work in the embroidery of silk stuffs in different colours,
with figures of beasts and birds, trees and flowers, and a
variety of other patterns," is still to be bought, modern
Kerman being noted for its embroidered shawls.
From Kerman to Camadi in the Jiruft valley Yule was
unable to identify the road followed by the Venetian, the
entire district having been a blank on the map until in
1895 I discovered Marco's route, which ran across the
elevated uplands of Sardu to the Sarbizan Pass, and thence
descended rapidly through Dilfard to the ancient city of
Jiruft. Marco gives an accurate description of this section
in these words : " When you have ridden these seven days
over a plain country, you come to a great mountain; and
when you have got to the top of 4)94 pass, you find a great
descent which occupies some-two days to go down. . . .
After you have ridden downhill those two days, you find
yourself in a vast plain, and at the beginning thereof there
is a city called Camadi, whicffe^ formerly- was a great and
noble place, but now is of little consequence/' In descend-
ing this valley his party was attacked by robbers and
barely escaped. He then crossed the low ranges and
emerged on to the plain and port of Hormuz or Ormuz
(referred to in Chapter LXIV.), where cc Merchants came
from India with ships loaded with spicery and precious
stones, pearls, cloths of silk and gold, elephants' teeth,
and many other wares, which they sell to the merchants of
Hormuz." For some reason, either because of the unsea-
worthy ships, " wretched affairs " as Marco terms them,
or owing to a breakdown in health, the traveller returned
by another road, through either Sirjan or Urzu, to
Kerman, but the data given are scanty.
From Kerman Marco marched north to Cobinan,
which still retains its name as Kubanan. There he was
on the southern edge of the Lut, and I will again quote :
cc When you depart from this city of Cobinan, you find

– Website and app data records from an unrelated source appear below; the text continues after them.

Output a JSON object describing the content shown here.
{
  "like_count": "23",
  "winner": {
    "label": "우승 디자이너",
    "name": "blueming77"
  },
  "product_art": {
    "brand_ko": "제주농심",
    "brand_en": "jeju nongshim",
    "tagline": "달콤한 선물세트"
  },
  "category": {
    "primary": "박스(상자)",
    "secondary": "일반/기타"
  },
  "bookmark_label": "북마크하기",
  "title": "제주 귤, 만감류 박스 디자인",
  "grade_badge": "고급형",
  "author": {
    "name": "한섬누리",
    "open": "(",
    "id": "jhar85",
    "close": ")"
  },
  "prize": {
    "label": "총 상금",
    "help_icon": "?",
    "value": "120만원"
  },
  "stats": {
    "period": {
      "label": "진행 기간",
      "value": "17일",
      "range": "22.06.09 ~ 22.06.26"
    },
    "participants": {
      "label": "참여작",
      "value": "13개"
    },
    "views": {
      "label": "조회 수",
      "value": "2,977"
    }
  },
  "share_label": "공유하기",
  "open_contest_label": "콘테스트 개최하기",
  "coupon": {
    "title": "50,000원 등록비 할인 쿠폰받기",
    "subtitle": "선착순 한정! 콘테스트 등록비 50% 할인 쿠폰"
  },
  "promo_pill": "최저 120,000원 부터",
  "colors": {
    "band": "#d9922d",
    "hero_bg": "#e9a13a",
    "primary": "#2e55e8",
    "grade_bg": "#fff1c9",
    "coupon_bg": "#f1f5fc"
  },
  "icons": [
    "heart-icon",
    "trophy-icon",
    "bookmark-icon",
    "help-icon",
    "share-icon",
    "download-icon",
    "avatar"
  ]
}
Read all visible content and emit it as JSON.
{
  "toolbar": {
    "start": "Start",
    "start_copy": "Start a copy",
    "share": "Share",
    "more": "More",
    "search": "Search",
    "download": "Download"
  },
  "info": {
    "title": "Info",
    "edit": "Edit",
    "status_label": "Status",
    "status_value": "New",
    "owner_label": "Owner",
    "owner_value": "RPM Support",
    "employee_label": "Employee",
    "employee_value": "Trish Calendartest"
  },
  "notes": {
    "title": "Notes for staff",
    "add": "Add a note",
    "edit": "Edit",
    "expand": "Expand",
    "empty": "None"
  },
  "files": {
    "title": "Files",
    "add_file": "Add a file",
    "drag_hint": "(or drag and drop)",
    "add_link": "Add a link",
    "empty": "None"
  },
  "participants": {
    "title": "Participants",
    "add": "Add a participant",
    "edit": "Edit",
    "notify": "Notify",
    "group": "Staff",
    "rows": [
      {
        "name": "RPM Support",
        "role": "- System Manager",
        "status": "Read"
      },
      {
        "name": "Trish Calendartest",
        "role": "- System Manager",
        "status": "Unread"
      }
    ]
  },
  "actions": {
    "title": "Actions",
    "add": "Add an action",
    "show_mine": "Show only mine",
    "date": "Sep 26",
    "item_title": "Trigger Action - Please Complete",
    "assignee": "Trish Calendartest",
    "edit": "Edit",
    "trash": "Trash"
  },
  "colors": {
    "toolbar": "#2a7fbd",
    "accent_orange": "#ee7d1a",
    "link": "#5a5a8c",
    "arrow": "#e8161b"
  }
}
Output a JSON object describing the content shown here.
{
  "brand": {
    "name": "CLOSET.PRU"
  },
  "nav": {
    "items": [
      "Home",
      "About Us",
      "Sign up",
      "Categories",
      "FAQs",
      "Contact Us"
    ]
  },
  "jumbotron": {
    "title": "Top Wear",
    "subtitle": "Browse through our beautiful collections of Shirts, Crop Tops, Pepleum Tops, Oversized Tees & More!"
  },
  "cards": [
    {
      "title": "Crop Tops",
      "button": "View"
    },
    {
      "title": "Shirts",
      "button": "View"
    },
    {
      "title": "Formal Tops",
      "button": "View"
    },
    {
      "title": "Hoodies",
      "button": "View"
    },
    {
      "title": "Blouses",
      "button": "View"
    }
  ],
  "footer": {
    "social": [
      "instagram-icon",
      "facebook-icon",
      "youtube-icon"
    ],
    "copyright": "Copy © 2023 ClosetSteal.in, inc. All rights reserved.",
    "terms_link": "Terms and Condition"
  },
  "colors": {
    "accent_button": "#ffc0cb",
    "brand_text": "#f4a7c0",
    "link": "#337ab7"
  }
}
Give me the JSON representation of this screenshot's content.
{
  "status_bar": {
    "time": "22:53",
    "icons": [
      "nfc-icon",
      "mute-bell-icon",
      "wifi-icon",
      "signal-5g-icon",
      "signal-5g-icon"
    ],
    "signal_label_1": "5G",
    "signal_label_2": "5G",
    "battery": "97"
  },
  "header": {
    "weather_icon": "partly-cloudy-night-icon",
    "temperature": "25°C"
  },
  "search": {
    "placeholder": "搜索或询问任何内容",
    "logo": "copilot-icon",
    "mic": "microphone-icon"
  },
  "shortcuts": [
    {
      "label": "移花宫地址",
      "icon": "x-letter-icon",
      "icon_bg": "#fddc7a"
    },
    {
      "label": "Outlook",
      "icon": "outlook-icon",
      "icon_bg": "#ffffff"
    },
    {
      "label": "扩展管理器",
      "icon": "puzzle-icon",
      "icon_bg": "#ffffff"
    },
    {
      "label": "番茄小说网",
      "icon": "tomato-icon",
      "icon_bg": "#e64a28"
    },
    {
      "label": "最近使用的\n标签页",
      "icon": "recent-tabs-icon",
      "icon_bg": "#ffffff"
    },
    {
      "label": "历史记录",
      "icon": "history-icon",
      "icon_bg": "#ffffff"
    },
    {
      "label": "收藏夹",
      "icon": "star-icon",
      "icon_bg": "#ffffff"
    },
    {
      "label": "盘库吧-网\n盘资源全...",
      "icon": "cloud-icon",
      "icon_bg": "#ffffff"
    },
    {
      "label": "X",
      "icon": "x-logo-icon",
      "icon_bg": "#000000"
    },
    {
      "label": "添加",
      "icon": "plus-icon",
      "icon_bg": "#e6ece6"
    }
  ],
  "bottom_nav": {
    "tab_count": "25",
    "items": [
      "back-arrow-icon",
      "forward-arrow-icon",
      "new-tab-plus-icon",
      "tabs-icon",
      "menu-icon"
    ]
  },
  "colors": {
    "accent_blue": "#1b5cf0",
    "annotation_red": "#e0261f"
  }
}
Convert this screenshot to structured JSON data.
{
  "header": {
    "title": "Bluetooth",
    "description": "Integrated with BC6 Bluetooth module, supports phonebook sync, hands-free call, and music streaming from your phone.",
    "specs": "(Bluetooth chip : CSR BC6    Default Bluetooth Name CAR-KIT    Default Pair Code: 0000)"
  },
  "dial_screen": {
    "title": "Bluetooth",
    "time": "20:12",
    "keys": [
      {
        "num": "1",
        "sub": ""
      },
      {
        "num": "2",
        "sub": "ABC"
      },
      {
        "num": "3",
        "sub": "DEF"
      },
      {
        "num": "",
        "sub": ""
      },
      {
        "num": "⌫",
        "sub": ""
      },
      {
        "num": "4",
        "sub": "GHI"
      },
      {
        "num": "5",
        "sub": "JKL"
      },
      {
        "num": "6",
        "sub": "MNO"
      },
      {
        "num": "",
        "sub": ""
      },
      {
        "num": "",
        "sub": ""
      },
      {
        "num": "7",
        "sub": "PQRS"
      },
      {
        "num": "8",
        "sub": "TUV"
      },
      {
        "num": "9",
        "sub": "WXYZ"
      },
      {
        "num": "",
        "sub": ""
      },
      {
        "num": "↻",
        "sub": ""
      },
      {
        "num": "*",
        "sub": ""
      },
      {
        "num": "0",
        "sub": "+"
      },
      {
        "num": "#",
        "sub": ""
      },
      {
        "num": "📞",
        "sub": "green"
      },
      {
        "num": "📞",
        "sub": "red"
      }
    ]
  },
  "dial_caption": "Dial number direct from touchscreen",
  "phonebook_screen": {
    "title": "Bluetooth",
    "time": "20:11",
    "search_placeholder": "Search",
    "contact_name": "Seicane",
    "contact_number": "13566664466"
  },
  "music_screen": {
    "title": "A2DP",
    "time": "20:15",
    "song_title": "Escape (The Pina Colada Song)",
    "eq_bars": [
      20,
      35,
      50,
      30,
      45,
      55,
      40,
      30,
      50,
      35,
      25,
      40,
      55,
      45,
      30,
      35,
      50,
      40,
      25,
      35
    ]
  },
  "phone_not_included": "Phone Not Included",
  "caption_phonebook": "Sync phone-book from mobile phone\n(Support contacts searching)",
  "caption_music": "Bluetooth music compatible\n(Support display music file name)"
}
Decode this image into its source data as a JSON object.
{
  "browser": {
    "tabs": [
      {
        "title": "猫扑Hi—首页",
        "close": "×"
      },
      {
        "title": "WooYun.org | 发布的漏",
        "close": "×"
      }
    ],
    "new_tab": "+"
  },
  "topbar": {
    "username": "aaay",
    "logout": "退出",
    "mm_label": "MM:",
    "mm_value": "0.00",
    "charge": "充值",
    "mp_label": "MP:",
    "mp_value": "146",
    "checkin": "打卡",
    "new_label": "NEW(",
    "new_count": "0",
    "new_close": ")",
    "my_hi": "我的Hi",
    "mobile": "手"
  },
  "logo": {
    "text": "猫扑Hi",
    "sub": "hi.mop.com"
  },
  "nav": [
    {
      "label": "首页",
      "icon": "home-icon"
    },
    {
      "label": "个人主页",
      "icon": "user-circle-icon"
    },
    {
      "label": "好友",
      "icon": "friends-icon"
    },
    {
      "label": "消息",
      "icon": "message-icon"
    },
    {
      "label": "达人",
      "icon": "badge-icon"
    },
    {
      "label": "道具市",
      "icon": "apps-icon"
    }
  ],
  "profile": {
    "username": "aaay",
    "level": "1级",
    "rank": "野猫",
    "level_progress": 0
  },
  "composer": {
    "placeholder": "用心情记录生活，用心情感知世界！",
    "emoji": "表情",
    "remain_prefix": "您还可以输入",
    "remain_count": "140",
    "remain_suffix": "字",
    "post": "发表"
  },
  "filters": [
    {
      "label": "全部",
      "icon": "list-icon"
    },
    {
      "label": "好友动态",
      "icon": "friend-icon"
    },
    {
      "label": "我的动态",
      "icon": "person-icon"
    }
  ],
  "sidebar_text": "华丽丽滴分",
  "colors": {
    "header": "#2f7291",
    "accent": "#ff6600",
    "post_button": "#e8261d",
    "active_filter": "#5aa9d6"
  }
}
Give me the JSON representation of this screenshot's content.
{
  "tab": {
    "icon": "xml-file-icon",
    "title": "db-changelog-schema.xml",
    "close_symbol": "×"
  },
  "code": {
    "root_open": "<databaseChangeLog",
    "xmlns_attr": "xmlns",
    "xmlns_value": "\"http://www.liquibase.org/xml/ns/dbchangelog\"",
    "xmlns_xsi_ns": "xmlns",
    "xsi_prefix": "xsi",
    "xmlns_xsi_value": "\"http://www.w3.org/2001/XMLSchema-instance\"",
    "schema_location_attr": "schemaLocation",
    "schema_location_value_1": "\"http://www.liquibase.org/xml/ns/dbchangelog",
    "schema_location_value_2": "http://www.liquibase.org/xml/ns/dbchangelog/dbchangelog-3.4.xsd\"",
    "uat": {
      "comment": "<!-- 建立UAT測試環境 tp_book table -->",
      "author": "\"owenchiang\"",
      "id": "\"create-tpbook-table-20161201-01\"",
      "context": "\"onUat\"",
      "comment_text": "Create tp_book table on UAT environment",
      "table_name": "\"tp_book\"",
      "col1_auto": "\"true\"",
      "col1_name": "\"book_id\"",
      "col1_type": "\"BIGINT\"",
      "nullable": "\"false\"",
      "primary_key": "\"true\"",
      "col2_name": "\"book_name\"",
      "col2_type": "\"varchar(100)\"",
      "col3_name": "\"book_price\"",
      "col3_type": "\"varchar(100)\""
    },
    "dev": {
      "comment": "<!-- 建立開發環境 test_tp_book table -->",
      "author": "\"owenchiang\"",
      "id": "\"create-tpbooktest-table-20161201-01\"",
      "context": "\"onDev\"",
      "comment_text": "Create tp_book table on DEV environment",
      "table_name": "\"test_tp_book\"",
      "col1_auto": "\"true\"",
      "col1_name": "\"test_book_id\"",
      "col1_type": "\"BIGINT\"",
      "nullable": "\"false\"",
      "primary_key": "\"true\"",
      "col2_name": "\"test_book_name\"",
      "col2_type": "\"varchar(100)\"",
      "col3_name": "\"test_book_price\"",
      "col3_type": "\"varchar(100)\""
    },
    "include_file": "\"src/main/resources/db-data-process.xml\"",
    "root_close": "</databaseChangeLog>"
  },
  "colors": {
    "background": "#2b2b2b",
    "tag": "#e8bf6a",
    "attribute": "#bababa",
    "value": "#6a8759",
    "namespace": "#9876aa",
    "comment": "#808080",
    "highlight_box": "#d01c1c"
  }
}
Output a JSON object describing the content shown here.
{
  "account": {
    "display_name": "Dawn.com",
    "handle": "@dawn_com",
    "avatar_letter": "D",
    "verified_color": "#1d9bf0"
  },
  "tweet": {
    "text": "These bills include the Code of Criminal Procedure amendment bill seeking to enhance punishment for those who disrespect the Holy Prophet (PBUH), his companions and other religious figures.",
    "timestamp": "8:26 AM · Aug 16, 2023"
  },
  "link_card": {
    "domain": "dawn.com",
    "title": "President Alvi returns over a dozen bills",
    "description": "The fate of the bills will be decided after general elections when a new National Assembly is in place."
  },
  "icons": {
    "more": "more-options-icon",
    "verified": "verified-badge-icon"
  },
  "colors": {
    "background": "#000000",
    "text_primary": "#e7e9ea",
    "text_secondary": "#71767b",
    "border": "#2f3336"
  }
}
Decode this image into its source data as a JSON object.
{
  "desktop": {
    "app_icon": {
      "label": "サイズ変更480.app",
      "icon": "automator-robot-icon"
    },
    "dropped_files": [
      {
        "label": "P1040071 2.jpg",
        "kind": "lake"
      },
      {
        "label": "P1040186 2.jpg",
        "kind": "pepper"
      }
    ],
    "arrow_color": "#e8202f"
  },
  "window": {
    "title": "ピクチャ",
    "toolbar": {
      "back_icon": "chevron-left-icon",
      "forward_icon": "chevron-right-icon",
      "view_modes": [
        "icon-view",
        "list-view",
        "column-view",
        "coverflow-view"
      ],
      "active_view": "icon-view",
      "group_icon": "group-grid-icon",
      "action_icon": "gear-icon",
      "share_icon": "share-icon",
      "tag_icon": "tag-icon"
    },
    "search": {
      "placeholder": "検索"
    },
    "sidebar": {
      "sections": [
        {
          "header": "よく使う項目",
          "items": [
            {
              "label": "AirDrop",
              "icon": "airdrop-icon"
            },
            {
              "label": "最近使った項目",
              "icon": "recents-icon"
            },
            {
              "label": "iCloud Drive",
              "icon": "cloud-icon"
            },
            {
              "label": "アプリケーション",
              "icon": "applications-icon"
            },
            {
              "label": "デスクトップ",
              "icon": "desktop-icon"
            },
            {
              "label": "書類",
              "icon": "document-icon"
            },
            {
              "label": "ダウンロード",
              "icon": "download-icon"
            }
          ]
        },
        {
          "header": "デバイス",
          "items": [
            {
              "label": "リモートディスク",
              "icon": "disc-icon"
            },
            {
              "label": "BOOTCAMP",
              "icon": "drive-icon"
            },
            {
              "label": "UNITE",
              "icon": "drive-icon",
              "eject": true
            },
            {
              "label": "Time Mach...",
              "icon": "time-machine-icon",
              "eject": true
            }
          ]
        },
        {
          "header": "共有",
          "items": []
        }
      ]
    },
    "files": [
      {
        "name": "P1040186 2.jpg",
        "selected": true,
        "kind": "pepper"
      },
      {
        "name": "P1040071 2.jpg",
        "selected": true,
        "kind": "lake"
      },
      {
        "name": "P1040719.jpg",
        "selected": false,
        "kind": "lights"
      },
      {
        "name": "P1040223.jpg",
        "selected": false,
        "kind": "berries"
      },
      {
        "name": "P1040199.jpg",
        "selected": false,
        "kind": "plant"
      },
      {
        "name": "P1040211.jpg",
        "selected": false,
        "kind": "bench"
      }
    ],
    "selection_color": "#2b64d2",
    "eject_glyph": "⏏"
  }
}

yourself again in a Desert of surpassing aridity, which
lasts for some eight days ; here are neither fruits nor
trees to be seen, and what water there is is bitter and